Sarah Aarons

Dr. Sarah Aarons is an earth scientist and assistant professor in San Diego who can speak about the effects of global climate change, the patterns of weather throughout history and decolonizing science. Decolonization efforts are designed to counteract the overrepresentation and dominance of white European values and ideas in numerous disciplines. As an Iñupiaq (Alaska Native) woman born and raised in Alaska, Aarons’s growing awareness of her matrilineal homeland’s struggles with climate change greatly influenced her choice of career. 

She works in the Geosciences Research Division of the Scripps Institute of Oceanography in San Diego where Aarons uses chemistry to determine the origins of soil and sediment generation. She received her bachelor’s degree in Geological and Environmental Science from Stanford University and her master’s degree and PhD in Earth and Environmental Science at the University of Michigan.

Aarons’s personal ties to the subject make her especially qualified to discuss climate change in polar regions and the potential effects of new weather patterns. Aarons is also working to understand how land use today may impact the sediment travels of tomorrow and where nutrients may be redistributed in the future.

Greater attention is being paid to not only the quality of the soil beneath us, but also to the makeup of sediments that travel in the air. Sediments can travel for miles across oceans, revealing information about global weather patterns based on the origins of the soil. 

Aarons received the National Center for American Indian Enterprise Development 40 under 40 award and was named a Kavli Fellow by the National Academy of Sciences. She currently serves on the Interagency Arctic Research Policy Committee (IARPC) Diversity and Inclusion Leadership team and is one of less than 60 Native American and Alaska Native individuals with PhDs in Earth science. She has presented her research nationally and internationally. 

Location: San Diego, CA

Expertise Field: 

Climate, decolonizing science, polar regions, dust, ice, tracing weathering and geologic history, using isotope systems in tracing, geochemistry, tracing origins and transport pathways of ancient dust, tracking modern dust sources and nutrient composition

Contact information:

Email: smaarons@ucsd.edu 

Phone: 650-521-5008

Twitter: @SarahAarons

Last updated January 23, 2021

Ada Monzón

Ada Monzón is the Chief Meteorologist for WIPR-TV, WKAQ 580 am and Noticel. Monzón is the first woman in Puerto Rico to be named a fellow of the American Meteorological Society (AMS).

Additionally, she is the Founder and President of EcoExploratorio: Science Museum of Puerto Rico.

Monzón was named 2018 National Weatherperson of the Year by the Federal Alliance for Safe Homes.
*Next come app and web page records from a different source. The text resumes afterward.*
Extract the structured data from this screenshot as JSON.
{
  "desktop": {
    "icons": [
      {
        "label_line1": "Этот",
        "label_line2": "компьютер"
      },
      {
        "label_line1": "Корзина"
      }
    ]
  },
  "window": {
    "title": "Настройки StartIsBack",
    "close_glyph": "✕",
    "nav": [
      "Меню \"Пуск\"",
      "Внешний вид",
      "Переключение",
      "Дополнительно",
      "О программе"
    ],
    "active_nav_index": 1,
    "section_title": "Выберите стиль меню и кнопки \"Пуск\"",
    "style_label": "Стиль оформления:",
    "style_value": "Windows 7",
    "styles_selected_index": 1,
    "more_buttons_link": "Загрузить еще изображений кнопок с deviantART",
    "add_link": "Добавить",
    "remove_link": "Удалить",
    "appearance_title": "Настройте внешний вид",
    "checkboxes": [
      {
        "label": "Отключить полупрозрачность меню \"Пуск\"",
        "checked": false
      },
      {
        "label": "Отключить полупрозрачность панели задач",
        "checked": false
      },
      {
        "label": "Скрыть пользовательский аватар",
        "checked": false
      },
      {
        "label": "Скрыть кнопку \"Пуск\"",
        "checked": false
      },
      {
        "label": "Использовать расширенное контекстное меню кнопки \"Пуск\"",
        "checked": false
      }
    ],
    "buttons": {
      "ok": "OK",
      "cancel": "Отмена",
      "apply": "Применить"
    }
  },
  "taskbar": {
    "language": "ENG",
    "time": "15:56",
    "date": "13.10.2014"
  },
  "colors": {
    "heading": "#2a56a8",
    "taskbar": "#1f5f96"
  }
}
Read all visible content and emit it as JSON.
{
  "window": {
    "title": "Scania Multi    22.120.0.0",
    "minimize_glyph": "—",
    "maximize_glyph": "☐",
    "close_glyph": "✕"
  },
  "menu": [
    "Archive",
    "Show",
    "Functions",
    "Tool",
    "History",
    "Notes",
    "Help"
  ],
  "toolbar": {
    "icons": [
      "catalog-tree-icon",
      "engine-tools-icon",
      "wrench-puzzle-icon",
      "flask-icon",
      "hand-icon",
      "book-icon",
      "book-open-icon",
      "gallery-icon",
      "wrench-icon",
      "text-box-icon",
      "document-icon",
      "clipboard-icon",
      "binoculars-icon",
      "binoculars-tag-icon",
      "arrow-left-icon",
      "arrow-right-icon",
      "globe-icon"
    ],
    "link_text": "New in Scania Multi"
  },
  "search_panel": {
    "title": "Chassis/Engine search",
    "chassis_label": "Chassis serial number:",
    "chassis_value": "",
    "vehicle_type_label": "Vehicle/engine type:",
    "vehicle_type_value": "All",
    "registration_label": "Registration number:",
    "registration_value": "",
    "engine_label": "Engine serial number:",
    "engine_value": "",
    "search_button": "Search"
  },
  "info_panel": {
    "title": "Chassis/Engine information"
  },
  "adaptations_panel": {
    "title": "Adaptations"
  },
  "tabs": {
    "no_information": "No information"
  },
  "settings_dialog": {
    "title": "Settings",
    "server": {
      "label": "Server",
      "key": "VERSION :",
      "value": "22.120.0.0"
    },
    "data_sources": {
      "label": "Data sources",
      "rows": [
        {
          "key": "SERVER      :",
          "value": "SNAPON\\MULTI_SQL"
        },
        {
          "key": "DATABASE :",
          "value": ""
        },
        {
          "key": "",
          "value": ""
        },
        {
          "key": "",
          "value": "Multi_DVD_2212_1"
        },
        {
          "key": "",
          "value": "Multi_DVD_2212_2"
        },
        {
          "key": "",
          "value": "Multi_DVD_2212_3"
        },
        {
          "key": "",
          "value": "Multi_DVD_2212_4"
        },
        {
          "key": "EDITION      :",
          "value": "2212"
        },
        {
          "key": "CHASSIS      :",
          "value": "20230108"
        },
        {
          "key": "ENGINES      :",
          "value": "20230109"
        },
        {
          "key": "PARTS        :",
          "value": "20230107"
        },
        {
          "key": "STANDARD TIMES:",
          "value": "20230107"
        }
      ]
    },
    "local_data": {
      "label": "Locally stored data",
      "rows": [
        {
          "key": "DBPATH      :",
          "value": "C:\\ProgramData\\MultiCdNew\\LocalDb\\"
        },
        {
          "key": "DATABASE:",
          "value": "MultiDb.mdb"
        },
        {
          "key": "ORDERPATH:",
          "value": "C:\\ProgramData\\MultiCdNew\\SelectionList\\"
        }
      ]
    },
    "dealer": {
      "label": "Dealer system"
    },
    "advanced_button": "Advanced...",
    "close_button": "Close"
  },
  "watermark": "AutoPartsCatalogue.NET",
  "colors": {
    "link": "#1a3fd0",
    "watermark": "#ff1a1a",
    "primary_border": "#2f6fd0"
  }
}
Monzón is also the recipient of The Department of Commerce Silver Medal and the Joanne Simpson Mentorship Award.

She is a member of the NASA Space Grant Consortium and is an American Meteorological Society Fellow.

JC5_4160-Edit-600x460

 

Meteorologist for Univision Radio

Areas of Expertise: Tropical meteorology, natural disasters, physics, hurricanes, tycoon, tropical storm,

Location: Puerto Rico

Contact:

Email: ada.monzon@ecoexploratorio.org

Twitter: @adamonzon

Shuyi Chen

Shuyi Chen is a professor of meteorology in the University of Washington’s School of Atmospheric Sciences. Her research interests involve observation of how the atmosphere and ocean interact with hurricanes and typhoons in tropical areas and use of mathematical models to predict weather patterns. During the 2005 hurricane season Chen monitored hurricanes Rita, Katrina and Wilma aboard Doppler-equipped aircraft to help create stronger hurricane prediction models.

Prior to joining the University of Washington, Chen was a professor of meteorology and physical oceanography in the University of Miami’s Rosentiel School of Marine and Atmospheric Science. While there she led a research group that developed a new wave-ocean model designed to research and predict hurricane patterns. Dr. Chen has served on a panel of experts for the congressional briefing on the National Hurricane Initiative in 2007. In 2006 she received NASA’s Group Award on Tropical Convection.

Chen_AMS_Oct12
Professor of Meteorology, University of Washington
Location: 
Seattle, WA

Areas of Expertise: Meteorology, tropical weather patterns, environmental changes, hurricanes and typhoons, hurricane prediction, atmospheric science, ocean systems

Contact Information
E-mail: 
shuyic@uw.edu
Phone: 
(305) 479-6551